Craig: Yeah, it's rare for them to probably be the spokesperson on a funding announcement or a acquisition, but they're the ones shipping a lot of products. So what do they need to be thinking about, in particular?
Malia: I think project managers should consider PR a weapon for them to use in their own efforts. So, as much as they can have a voice in directing the messaging that they want, and share, what are their pain points when it comes to marketing?
Where are potential customers falling off the mark, and then relaying that back to PR and like, "Hey, this is a gap, this is how we need to address that with the greater industry." Resulting coverage, hopefully they can use that coverage in their content strategy as a product marketer. So my advice would be, work as closely together, so that you can combine efforts.
Craig: Yeah, I think it makes a ton of sense. I think what we were talking about, with actively engaged in the communities, actively engage with your customers makes a good launch. You should be doing this as a product manager anyways. In some sense, it might even be easier to be involved in these communities, because you should already be doing it as part of your day-to-day.

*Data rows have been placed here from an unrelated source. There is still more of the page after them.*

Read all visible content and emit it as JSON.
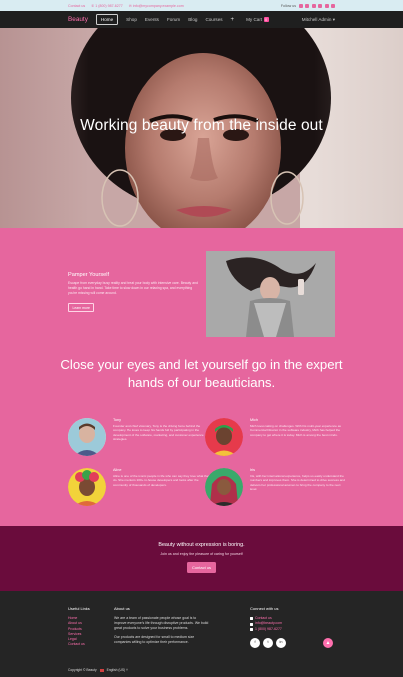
{
  "topbar": {
    "contact_label": "Contact us",
    "phone": "1 (800) 987-6277",
    "email": "info@mycompany.example.com",
    "follow_label": "Follow us"
  },
  "navbar": {
    "brand": "Beauty",
    "items": [
      "Home",
      "Shop",
      "Events",
      "Forum",
      "Blog",
      "Courses"
    ],
    "plus": "+",
    "cart_label": "My Cart",
    "cart_count": "0",
    "user": "Mitchell Admin"
  },
  "hero": {
    "title": "Working beauty from the inside out"
  },
  "pamper": {
    "title": "Pamper Yourself",
    "text": "Escape from everyday busy reality and treat your body with intensive care. Beauty and health go hand in hand. Take time to slow down in our relaxing spa, and everything you're missing will come around.",
    "button": "Learn more"
  },
  "quote": "Close your eyes and let yourself go in the expert hands of our beauticians.",
  "team": [
    {
      "name": "Tony",
      "desc": "Founder and chief visionary, Tony is the driving force behind the company. He loves to keep his hands full by participating in the development of the software, marketing, and customer experience strategies."
    },
    {
      "name": "Mich",
      "desc": "Mich loves taking on challenges. With his multi-year experience as Commercial Director in the software industry, Mich has helped the company to get where it is today. Mich is among the best minds."
    },
    {
      "name": "Aline",
      "desc": "Aline is one of the iconic people in life who can say they love what they do. She mentors 100+ in-house developers and looks after the community of thousands of developers."
    },
    {
      "name": "Iris",
      "desc": "Iris, with her international experience, helps us easily understand the numbers and improves them. She is determined to drive success and delivers her professional acumen to bring the company to the next level."
    }
  ],
  "cta": {
    "title": "Beauty without expression is boring.",
    "subtitle": "Join us and enjoy the pleasure of caring for yourself",
    "button": "Contact us"
  },
  "footer": {
    "links_title": "Useful Links",
    "links": [
      "Home",
      "About us",
      "Products",
      "Services",
      "Legal",
      "Contact us"
    ],
    "about_title": "About us",
    "about_p1": "We are a team of passionate people whose goal is to improve everyone's life through disruptive products. We build great products to solve your business problems.",
    "about_p2": "Our products are designed for small to medium size companies willing to optimize their performance.",
    "connect_title": "Connect with us",
    "connect": [
      "Contact us",
      "info@beauty.com",
      "1 (800) 987-6277"
    ],
    "social": [
      "f",
      "t",
      "in"
    ],
    "copyright": "Copyright © Beauty",
    "language": "English (US) ˅",
    "to_top": "▲"
  },
  "colors": {
    "accent": "#e6669e",
    "dark": "#1f1f1f",
    "cta_bg": "#6a0c3c",
    "footer_bg": "#252525"
  }
}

Rimas: It adds that credibility to, not only yourself, but the products that you're launching, right? By engaging in these communities and it does give you an edge against other PMs out there, who are maybe launching competitive products. Thanks for coming on the show today.
Malia: Thanks for having me.